▶ **Your task**: Write the listing below again, word for word.

▶ **Provided records**:

· · · ·

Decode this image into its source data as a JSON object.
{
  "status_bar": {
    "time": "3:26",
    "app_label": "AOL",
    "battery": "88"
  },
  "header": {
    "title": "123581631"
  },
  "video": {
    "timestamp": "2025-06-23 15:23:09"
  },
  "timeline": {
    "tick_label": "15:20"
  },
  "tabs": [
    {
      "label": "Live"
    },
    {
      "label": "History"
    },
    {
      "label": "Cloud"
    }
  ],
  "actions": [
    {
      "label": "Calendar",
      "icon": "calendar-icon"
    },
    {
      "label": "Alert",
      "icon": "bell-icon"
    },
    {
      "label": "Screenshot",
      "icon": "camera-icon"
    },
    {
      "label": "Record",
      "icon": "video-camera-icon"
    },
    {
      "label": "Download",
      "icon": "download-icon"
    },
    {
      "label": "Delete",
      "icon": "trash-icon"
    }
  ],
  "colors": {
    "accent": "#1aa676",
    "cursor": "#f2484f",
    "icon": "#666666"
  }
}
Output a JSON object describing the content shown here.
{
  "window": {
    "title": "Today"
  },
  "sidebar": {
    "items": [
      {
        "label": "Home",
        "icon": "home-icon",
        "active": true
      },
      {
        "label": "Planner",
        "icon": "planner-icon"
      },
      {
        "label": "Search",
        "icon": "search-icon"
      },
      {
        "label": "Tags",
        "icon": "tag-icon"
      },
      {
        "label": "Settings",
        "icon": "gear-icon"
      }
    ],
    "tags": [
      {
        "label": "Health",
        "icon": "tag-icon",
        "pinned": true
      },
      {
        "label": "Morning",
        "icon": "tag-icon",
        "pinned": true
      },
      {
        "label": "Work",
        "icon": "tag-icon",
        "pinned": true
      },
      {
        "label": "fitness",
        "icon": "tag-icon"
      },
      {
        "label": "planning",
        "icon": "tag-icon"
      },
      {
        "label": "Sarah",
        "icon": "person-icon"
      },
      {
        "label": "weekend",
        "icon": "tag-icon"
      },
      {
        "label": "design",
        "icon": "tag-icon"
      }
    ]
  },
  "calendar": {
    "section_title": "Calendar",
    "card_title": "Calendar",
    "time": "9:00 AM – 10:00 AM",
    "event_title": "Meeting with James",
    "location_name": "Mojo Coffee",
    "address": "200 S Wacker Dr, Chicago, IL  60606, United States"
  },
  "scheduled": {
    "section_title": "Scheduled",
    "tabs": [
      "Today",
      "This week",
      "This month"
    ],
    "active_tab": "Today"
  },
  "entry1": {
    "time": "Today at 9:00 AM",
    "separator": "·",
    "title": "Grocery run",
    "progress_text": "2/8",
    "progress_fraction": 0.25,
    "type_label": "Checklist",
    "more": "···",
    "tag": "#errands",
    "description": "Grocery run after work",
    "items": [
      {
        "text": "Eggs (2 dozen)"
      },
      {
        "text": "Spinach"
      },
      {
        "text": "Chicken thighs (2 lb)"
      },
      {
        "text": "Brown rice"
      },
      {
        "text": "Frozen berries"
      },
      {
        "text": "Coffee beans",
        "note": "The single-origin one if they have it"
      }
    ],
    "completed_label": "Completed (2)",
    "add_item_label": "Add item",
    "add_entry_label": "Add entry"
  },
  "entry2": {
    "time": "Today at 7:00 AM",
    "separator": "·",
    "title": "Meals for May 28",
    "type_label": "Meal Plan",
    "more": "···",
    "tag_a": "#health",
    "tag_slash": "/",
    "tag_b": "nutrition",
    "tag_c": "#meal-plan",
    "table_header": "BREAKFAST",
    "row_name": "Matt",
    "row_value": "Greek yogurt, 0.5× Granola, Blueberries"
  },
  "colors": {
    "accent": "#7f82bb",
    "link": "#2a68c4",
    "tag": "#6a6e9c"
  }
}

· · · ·

▶ **Response**:
Decode this image into its source data as a JSON object.
{
  "status_bar": {
    "time": "3:26",
    "app_label": "AOL",
    "battery": "88"
  },
  "header": {
    "title": "123581631"
  },
  "video": {
    "timestamp": "2025-06-23 15:23:09"
  },
  "timeline": {
    "tick_label": "15:20"
  },
  "tabs": [
    {
      "label": "Live"
    },
    {
      "label": "History"
    },
    {
      "label": "Cloud"
    }
  ],
  "actions": [
    {
      "label": "Calendar",
      "icon": "calendar-icon"
    },
    {
      "label": "Alert",
      "icon": "bell-icon"
    },
    {
      "label": "Screenshot",
      "icon": "camera-icon"
    },
    {
      "label": "Record",
      "icon": "video-camera-icon"
    },
    {
      "label": "Download",
      "icon": "download-icon"
    },
    {
      "label": "Delete",
      "icon": "trash-icon"
    }
  ],
  "colors": {
    "accent": "#1aa676",
    "cursor": "#f2484f",
    "icon": "#666666"
  }
}
Output a JSON object describing the content shown here.
{
  "window": {
    "title": "Today"
  },
  "sidebar": {
    "items": [
      {
        "label": "Home",
        "icon": "home-icon",
        "active": true
      },
      {
        "label": "Planner",
        "icon": "planner-icon"
      },
      {
        "label": "Search",
        "icon": "search-icon"
      },
      {
        "label": "Tags",
        "icon": "tag-icon"
      },
      {
        "label": "Settings",
        "icon": "gear-icon"
      }
    ],
    "tags": [
      {
        "label": "Health",
        "icon": "tag-icon",
        "pinned": true
      },
      {
        "label": "Morning",
        "icon": "tag-icon",
        "pinned": true
      },
      {
        "label": "Work",
        "icon": "tag-icon",
        "pinned": true
      },
      {
        "label": "fitness",
        "icon": "tag-icon"
      },
      {
        "label": "planning",
        "icon": "tag-icon"
      },
      {
        "label": "Sarah",
        "icon": "person-icon"
      },
      {
        "label": "weekend",
        "icon": "tag-icon"
      },
      {
        "label": "design",
        "icon": "tag-icon"
      }
    ]
  },
  "calendar": {
    "section_title": "Calendar",
    "card_title": "Calendar",
    "time": "9:00 AM – 10:00 AM",
    "event_title": "Meeting with James",
    "location_name": "Mojo Coffee",
    "address": "200 S Wacker Dr, Chicago, IL  60606, United States"
  },
  "scheduled": {
    "section_title": "Scheduled",
    "tabs": [
      "Today",
      "This week",
      "This month"
    ],
    "active_tab": "Today"
  },
  "entry1": {
    "time": "Today at 9:00 AM",
    "separator": "·",
    "title": "Grocery run",
    "progress_text": "2/8",
    "progress_fraction": 0.25,
    "type_label": "Checklist",
    "more": "···",
    "tag": "#errands",
    "description": "Grocery run after work",
    "items": [
      {
        "text": "Eggs (2 dozen)"
      },
      {
        "text": "Spinach"
      },
      {
        "text": "Chicken thighs (2 lb)"
      },
      {
        "text": "Brown rice"
      },
      {
        "text": "Frozen berries"
      },
      {
        "text": "Coffee beans",
        "note": "The single-origin one if they have it"
      }
    ],
    "completed_label": "Completed (2)",
    "add_item_label": "Add item",
    "add_entry_label": "Add entry"
  },
  "entry2": {
    "time": "Today at 7:00 AM",
    "separator": "·",
    "title": "Meals for May 28",
    "type_label": "Meal Plan",
    "more": "···",
    "tag_a": "#health",
    "tag_slash": "/",
    "tag_b": "nutrition",
    "tag_c": "#meal-plan",
    "table_header": "BREAKFAST",
    "row_name": "Matt",
    "row_value": "Greek yogurt, 0.5× Granola, Blueberries"
  },
  "colors": {
    "accent": "#7f82bb",
    "link": "#2a68c4",
    "tag": "#6a6e9c"
  }
}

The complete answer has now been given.